This November, London’s Tate Modern will play host to the most comprehensive retrospective of Italian artist Amedeo Modigliani’s work, it has been reported. The upcoming exhibition will feature an exciting virtual reality experience as well as bringing together ten of the artist’s nude works.
Many of Modigliani’s masterpieces altered the Renaissance tradition that had surrounded the artist in his earlier years. By pushing boundaries, he adopted a new approach to art, considered shocking at the time of creation.
Loans to Tate Modern for the exhibition include A Seated Nude of 1917, which is being delivered to the gallery all the way from the Royal Museum of Fine Arts in Antwerp. Only in this instance is the Belgian gallery breaking it own rules to loan the work of art, so that it can stand among its sister paintings.
The artist himself lived a quiet life before his early death in 1920 at the young age of 35. While he was alive, the artist sold very little and was only able to create work by his agent paying for materials and giving him a small stipend, claims the Guardian.
Yet despite this, since his death, Modigliani’s works have soared in value as his reputation and popularity grows. One of his stone head pieces sold for just below $60m (£47m) in 2010, making it the third most expensive piece of 20th century sculpture. Later in 2015, a Chinese buyer paid a staggering $170 million for a reclining nude at a New York auction, setting a new world record. Unfortunately, this work of art will not be leaving China for the Tate exhibition.
In 1917, one of Modigliani’s exhibition’s in Paris was closed after police deemed it to be of gross indecency and was only allowed to reopen once the offending nude had been removed from the gallery’s window.
According to curator Nancy Ireson, the exhibition will provide an insight into Modigliani’s life and work. She said: “What has changed is the attitude to his lifestyle. It is well documented that he dabbled in substance abuse but the shock has changed.”
The Tate Modern exhibit will also include numerous portraits of one of the artist’s close friends, Beatrice Hastings, who worked as a critic, poet and journalist.
As well as paintings, some of the loans that will feature at the retrospective exhibition include a series of his sculptures. Just like his paintings, many of the sculptures feature slender elongated necks, making them extremely fragile.

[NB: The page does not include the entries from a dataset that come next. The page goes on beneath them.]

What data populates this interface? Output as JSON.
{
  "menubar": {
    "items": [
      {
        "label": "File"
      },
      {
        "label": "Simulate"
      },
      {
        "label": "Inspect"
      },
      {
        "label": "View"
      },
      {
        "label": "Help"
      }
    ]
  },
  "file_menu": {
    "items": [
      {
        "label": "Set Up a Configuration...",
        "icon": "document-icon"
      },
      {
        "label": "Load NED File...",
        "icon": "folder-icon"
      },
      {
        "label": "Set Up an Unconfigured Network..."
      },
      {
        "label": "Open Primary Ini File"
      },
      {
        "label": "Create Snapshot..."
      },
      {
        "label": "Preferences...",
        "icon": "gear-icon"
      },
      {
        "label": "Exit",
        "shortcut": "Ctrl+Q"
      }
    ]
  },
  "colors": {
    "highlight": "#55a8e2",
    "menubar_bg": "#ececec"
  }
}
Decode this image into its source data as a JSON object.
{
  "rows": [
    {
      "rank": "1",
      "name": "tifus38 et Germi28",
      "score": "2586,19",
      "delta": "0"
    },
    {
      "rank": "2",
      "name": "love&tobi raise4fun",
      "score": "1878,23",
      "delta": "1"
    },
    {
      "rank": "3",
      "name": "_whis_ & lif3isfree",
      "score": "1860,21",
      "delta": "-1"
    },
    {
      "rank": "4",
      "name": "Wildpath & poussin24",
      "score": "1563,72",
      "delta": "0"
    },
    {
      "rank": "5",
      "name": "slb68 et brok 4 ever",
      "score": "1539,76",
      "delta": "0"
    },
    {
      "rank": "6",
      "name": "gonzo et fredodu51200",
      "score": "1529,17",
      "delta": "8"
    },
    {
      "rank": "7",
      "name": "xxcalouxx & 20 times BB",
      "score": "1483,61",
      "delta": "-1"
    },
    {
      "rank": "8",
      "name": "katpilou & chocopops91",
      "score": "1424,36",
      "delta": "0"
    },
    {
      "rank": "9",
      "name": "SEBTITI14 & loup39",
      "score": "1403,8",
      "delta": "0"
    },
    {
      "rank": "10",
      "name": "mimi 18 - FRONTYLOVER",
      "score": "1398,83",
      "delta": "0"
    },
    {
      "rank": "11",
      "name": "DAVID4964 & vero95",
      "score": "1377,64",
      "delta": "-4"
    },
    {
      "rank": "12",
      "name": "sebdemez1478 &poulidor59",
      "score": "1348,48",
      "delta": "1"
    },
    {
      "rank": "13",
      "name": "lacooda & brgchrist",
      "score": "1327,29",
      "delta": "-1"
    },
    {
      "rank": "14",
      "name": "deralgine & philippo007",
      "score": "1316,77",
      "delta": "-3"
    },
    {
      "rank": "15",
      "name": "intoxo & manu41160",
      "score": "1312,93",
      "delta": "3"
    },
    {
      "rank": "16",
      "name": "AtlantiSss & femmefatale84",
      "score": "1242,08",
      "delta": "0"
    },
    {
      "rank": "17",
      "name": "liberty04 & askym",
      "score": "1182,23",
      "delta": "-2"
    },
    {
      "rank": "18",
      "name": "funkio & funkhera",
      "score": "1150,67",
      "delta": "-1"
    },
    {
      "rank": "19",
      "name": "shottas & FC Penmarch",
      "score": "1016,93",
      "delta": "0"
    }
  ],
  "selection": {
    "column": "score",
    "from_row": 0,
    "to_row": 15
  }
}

In addition to this, the exhibition will include an exciting virtual reality experience, which is being created by HTC Vive and is the first of its kind at Tate Modern. With their headsets, visitors will be able to enter the world of early 20th century Paris. The exhibition will take place from November 23rd until April 2nd 2018.